Task description: What lines below include the string "screenshot"? Pick them out and copy them.

Segment Start: Records for this exercise

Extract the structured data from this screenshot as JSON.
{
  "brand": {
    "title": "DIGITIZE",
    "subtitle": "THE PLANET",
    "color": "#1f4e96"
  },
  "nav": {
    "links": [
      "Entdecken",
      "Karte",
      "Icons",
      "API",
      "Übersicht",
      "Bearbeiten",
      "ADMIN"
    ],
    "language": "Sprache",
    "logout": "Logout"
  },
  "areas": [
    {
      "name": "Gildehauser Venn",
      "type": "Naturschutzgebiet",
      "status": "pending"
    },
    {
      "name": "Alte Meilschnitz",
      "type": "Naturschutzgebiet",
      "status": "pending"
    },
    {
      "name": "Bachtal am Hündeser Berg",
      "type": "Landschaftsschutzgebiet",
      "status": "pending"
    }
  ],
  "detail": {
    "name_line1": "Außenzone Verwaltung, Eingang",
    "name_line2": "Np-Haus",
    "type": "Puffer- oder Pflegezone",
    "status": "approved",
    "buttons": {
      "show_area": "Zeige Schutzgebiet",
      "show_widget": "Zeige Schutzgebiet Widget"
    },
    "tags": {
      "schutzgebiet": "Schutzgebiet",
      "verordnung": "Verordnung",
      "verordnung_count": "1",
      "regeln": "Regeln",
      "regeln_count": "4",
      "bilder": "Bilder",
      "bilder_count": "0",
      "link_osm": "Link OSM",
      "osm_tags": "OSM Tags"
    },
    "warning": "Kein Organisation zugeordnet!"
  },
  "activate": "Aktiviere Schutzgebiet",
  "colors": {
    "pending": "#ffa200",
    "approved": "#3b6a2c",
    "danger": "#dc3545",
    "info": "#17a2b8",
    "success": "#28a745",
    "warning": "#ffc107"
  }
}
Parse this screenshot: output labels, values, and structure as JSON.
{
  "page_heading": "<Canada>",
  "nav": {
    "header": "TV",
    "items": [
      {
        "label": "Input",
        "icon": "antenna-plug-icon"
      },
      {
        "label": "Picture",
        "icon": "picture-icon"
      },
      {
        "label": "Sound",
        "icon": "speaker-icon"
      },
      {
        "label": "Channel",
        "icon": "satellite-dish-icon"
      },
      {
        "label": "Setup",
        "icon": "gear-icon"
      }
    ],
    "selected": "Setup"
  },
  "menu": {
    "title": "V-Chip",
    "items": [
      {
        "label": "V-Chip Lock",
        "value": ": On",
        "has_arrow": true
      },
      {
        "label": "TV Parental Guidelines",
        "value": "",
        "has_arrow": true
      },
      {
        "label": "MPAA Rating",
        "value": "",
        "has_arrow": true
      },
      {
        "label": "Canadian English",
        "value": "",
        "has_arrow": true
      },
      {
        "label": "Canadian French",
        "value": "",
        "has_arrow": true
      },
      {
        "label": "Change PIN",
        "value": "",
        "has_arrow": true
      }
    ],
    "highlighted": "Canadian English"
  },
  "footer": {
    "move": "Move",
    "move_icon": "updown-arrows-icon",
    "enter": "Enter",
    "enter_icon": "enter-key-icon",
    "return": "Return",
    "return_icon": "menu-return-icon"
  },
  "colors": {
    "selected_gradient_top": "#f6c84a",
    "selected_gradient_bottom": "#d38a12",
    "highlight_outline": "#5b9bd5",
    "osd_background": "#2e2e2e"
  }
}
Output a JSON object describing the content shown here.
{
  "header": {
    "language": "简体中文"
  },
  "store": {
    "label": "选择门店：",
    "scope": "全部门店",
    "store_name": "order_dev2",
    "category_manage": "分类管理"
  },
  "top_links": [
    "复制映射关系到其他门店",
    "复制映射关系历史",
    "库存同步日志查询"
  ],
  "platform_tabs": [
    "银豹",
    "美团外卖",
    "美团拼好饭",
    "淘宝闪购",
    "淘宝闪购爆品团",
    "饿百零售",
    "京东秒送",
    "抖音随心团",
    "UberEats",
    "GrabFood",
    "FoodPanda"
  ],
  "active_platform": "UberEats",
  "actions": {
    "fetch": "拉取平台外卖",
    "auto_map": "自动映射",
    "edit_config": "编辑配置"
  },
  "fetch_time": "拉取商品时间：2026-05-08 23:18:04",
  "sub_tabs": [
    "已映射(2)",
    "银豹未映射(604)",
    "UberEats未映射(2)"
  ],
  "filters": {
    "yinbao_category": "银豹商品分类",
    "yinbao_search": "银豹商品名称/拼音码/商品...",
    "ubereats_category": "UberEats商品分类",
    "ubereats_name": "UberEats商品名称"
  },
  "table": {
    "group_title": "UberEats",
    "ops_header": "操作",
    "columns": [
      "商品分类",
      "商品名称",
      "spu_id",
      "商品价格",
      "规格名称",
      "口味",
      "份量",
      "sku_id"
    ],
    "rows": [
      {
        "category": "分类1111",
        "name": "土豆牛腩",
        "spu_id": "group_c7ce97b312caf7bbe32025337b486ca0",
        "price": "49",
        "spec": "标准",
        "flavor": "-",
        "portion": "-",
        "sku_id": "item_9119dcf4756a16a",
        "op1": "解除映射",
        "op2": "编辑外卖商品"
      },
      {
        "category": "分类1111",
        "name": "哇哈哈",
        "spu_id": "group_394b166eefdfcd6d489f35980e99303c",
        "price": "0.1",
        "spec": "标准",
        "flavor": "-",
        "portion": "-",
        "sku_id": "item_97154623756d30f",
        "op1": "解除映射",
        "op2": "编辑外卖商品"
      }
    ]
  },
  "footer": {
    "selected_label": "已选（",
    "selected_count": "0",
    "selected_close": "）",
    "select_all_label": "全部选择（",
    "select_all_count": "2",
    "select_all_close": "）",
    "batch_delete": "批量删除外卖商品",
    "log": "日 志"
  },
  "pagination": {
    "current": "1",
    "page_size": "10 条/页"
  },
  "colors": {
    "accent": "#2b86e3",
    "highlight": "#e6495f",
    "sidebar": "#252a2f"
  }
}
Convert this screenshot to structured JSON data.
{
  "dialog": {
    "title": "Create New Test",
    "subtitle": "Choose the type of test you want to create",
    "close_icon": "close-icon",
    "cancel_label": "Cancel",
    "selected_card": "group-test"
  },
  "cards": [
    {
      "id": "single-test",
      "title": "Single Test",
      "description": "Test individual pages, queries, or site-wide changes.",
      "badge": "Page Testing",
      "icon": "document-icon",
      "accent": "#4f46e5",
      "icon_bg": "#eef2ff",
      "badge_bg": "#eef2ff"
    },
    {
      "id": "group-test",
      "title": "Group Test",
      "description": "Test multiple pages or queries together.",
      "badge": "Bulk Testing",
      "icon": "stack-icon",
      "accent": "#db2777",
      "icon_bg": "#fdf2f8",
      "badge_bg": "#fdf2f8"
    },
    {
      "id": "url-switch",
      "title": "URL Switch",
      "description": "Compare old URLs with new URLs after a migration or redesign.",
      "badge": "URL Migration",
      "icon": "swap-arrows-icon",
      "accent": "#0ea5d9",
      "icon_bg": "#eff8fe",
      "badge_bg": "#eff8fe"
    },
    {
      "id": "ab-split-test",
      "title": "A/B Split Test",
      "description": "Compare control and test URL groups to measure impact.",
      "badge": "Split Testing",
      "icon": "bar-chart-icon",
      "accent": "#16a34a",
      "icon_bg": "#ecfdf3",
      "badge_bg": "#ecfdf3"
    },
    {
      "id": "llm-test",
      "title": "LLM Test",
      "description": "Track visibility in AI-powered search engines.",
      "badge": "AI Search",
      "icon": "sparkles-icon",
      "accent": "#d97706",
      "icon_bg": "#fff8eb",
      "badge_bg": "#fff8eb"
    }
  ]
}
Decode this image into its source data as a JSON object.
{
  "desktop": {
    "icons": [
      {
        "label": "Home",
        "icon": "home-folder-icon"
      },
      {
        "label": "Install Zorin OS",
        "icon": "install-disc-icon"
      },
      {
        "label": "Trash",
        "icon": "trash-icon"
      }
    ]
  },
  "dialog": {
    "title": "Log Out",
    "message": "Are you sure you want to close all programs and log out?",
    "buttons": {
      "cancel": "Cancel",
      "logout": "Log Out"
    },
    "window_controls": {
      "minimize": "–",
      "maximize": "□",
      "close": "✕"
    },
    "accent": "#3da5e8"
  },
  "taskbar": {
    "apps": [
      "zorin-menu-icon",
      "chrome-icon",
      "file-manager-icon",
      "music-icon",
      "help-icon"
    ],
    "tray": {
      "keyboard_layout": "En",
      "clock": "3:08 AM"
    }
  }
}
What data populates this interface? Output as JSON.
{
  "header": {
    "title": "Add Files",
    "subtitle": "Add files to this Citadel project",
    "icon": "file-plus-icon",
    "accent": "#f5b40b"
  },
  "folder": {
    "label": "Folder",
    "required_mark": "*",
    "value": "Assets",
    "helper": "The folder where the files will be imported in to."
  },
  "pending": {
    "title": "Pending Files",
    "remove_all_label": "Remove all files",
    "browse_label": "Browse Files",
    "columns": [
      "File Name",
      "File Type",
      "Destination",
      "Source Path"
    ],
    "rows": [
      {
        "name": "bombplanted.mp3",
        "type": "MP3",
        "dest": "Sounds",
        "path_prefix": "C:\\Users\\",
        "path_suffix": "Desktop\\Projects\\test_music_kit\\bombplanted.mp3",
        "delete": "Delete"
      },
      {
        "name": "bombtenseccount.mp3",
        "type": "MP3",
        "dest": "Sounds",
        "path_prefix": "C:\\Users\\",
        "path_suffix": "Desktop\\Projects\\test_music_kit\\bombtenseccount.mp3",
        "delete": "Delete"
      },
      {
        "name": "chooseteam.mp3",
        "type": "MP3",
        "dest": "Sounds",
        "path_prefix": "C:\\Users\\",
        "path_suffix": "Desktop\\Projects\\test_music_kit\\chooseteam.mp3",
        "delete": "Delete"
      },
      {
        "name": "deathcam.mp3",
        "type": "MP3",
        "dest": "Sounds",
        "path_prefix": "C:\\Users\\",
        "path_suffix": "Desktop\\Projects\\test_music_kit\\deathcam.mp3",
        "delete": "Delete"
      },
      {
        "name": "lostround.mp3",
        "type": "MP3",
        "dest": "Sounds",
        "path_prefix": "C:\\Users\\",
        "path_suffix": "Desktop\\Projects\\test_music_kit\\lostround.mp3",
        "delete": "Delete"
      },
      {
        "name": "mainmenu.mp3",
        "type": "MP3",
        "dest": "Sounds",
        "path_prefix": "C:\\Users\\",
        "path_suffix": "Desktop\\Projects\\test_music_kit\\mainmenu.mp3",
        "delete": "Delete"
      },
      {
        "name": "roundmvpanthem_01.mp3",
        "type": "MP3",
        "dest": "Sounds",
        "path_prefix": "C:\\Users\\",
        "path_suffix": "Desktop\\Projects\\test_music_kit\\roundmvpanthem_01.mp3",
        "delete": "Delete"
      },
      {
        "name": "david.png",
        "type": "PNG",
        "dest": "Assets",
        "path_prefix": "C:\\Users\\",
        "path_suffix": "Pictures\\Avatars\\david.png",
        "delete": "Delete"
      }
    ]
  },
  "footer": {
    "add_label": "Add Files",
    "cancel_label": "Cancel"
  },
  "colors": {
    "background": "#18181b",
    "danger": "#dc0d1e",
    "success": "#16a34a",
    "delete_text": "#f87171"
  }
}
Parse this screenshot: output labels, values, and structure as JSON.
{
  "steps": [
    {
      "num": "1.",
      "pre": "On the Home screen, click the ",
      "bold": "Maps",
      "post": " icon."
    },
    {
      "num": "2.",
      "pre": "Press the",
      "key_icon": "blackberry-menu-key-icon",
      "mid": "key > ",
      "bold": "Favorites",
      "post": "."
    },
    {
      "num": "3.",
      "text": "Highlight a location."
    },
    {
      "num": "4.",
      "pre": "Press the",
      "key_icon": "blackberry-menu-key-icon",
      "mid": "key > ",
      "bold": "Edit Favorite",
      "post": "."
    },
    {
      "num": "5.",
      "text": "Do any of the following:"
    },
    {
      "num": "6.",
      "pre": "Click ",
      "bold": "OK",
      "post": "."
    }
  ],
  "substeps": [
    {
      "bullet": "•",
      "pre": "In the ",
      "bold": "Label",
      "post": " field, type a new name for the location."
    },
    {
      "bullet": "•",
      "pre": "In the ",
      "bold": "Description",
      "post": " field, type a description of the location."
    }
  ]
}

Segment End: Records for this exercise

Written solution:
Extract the structured data from this screenshot as JSON.
Parse this screenshot: output labels, values, and structure as JSON.
Convert this screenshot to structured JSON data.
Parse this screenshot: output labels, values, and structure as JSON.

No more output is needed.